TASK TO CARRY OUT: List all lines of the data containing the word "this".

RECORDS SHOWN:
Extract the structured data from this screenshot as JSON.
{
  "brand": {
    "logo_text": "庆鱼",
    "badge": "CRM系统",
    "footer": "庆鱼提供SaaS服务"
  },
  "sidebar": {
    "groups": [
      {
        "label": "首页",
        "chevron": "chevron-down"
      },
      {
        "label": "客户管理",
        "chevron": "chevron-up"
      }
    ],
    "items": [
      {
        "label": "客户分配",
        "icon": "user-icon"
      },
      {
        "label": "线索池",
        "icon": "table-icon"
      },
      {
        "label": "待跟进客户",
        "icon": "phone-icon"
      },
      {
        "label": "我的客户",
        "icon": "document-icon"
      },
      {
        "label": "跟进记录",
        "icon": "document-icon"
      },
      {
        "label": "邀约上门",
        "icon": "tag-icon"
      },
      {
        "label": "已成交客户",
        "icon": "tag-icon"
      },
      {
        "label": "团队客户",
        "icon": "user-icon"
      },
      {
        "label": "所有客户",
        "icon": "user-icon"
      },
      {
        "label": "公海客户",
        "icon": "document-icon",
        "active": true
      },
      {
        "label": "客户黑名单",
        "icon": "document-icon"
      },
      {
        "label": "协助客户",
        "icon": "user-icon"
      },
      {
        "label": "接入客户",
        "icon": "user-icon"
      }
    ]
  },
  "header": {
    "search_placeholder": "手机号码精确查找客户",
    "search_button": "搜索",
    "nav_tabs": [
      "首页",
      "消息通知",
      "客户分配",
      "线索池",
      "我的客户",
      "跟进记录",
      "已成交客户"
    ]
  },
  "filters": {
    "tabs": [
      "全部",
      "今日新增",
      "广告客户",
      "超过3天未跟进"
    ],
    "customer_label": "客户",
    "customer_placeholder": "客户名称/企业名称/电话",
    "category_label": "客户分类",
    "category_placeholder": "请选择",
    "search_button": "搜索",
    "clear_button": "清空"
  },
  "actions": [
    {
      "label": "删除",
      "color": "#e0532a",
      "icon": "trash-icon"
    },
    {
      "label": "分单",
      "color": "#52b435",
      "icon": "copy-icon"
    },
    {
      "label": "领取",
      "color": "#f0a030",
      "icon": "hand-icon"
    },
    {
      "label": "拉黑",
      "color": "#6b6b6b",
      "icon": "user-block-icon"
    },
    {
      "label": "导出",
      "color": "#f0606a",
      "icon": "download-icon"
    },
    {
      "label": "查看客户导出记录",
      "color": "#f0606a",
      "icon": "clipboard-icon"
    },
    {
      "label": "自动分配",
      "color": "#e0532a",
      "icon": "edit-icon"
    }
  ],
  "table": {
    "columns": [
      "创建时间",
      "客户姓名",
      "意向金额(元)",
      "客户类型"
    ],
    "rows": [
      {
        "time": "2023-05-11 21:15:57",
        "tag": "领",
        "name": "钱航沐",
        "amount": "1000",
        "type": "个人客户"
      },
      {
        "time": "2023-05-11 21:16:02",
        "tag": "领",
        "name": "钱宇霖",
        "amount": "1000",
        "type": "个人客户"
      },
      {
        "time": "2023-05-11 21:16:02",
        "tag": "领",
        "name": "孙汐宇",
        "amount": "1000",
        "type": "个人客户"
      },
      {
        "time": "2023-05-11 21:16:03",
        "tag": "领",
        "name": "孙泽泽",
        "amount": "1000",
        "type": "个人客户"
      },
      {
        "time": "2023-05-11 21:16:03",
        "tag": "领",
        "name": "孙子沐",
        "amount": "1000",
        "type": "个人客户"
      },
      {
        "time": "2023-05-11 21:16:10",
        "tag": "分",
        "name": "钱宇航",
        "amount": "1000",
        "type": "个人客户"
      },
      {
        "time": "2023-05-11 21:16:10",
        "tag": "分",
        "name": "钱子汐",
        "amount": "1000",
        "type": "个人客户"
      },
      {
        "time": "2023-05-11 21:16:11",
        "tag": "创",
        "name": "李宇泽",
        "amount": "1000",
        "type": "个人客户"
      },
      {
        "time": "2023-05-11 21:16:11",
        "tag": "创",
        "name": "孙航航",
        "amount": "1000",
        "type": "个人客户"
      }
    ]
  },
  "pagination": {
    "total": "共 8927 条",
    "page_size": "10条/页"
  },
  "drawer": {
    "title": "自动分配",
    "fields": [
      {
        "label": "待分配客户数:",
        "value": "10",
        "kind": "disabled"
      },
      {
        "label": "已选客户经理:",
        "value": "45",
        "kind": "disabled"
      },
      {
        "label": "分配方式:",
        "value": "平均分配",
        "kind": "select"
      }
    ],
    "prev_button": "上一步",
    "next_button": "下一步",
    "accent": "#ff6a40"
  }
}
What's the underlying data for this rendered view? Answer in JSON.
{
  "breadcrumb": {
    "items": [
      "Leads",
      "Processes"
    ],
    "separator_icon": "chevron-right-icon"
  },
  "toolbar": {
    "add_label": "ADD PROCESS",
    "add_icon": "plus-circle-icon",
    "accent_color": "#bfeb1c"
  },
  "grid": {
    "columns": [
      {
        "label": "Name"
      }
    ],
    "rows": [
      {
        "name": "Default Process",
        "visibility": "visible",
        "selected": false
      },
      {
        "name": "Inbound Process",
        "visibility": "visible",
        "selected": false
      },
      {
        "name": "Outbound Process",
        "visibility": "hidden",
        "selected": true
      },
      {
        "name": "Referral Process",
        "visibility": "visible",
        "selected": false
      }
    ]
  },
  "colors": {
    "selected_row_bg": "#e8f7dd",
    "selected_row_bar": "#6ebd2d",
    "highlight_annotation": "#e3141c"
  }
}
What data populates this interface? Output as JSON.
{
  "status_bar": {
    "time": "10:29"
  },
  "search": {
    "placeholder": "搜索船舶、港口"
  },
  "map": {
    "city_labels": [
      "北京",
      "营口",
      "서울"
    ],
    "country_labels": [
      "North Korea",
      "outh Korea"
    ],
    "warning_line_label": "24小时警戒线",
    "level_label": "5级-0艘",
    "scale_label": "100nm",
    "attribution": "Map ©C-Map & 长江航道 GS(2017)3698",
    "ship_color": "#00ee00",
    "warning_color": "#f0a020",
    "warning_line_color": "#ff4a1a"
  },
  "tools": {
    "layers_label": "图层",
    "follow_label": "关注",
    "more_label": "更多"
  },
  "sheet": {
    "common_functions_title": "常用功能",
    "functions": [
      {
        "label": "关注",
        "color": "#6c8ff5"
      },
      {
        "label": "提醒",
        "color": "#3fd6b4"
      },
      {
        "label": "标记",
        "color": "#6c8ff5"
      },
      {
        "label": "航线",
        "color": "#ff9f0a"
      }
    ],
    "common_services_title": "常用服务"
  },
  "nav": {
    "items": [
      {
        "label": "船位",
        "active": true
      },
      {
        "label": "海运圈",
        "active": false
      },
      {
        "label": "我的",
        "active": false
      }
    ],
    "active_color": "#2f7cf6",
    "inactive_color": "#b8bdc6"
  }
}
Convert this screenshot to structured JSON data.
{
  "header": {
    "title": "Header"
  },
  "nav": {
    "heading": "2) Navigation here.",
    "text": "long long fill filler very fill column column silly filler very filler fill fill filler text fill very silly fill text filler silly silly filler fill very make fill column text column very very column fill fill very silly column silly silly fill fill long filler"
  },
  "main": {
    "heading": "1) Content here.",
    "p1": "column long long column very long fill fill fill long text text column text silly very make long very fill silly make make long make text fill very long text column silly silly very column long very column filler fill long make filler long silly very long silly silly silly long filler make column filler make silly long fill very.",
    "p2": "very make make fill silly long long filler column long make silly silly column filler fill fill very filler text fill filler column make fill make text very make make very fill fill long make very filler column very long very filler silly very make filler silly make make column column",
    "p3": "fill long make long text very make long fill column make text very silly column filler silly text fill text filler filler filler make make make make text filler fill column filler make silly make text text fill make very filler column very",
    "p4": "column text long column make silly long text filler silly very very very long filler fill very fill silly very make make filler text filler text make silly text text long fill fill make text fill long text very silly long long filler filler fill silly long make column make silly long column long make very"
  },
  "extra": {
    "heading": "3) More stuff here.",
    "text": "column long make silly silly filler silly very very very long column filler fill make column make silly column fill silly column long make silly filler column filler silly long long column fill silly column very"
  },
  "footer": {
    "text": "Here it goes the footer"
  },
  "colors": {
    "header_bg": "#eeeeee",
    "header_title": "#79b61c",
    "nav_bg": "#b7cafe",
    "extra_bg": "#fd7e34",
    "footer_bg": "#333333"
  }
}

COMPLETED TASK:
Extract the structured data from this screenshot as JSON.
What's the underlying data for this rendered view? Answer in JSON.
What data populates this interface? Output as JSON.
Convert this screenshot to structured JSON data.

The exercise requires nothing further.